WASHINGTON — The United States welcomed the release from a Sudanese jail of a Christian woman sentenced to death by hanging for apostasy after refusing to revert to Islam under Sudan’s Sharia Law. A U.S. lawmaker has indicated Meriam Ibrahim, married to a Sudanese-American, could soon be on her way to the United States.
U.S. Secretary of State John Kerry welcomed the decision by the Sudanese Court of Appeals to order the 27-year old mother of two released from prison, where she also faced a sentence of 100 lashes for adultery. Kerry said her case has rightly drawn the attention of the world and has been of deep concern to the U.S. government, citizens and lawmakers.
Kerry said nothing can bring the lost moments back to a mother and her children, but “today we celebrate the reunification of this family.” Marie Harf, a U.S. State Department spokeswoman, called on Sudan to change its laws.
"We also, at this point, continue to urge Sudan to repeal its laws that are inconsistent with its 2005 interim constitution, the Universal Declaration of Human Rights and the International Covenant on Civil and Political Rights. These actions would help demonstrate to the Sudanese people that their government intends to respect their fundamental freedoms and universal human rights. And, as you know, this is a case we raised quite frequently with the government there and welcome today’s news," said Harf.
U.S. Congressman Chris Smith, chairman of the House Africa Committee, applauded the release, saying Ibrahim’s willingness to face martyrdom rather than recant is "extraordinarily courageous and inspiring."
Smith postponed a congressional hearing on the case set for Tuesday, calling her release a "huge first step." The second, he said, is getting Ibrahim and her family on a plane to the United States.
Smith said he expects the U.S. government to grant her and her children humanitarian parole to join her wheelchair-bound husband, Daniel Wani, who is already a naturalized U.S. citizen.
Ibrahim was convicted of apostasy May 15. She was born to a largely-absent Muslim father and raised by her Ethiopian-born Christian mother. She has been imprisoned with her 20-month old son, Martin, since her arrest in December. She gave birth to a baby girl while incarcerated.
Sudan’s Foreign Ministry said the court decision came within the framework of the independence of the judiciary and in fulfillment of the provisions of the law, constitution and the bill of fundamental rights. It said the government came under "unprecedented pressure" from other governments, organizations, international figures and the media. It also called for a review of U.S. sanctions imposed in 1997 that it says cause "continued injustices against 35-million Sudanese people."

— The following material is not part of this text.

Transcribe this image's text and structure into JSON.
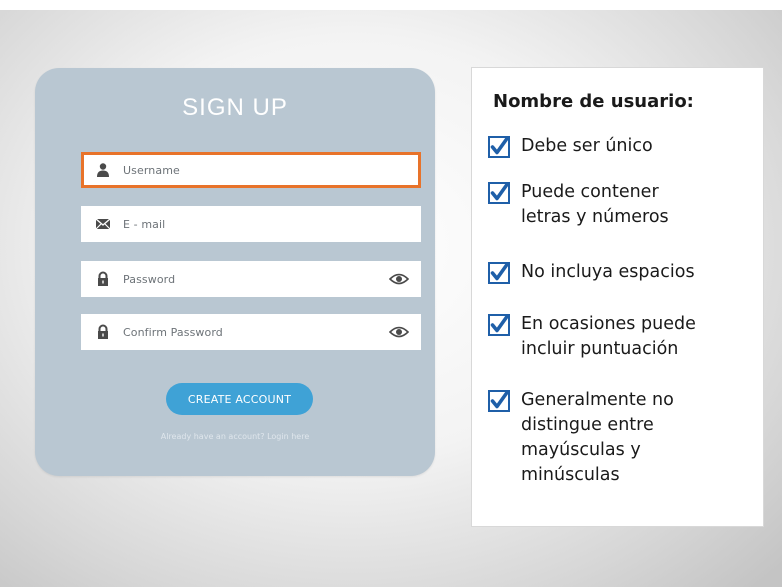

The UK-based Christian Solidarity Worldwide organization says Ibrahim, her family and defense attorneys face death threats from family members and extremists. CSW chief executive Mervyn Thomas called on Sudanese authorities to ensure her safety and that of her lawyers.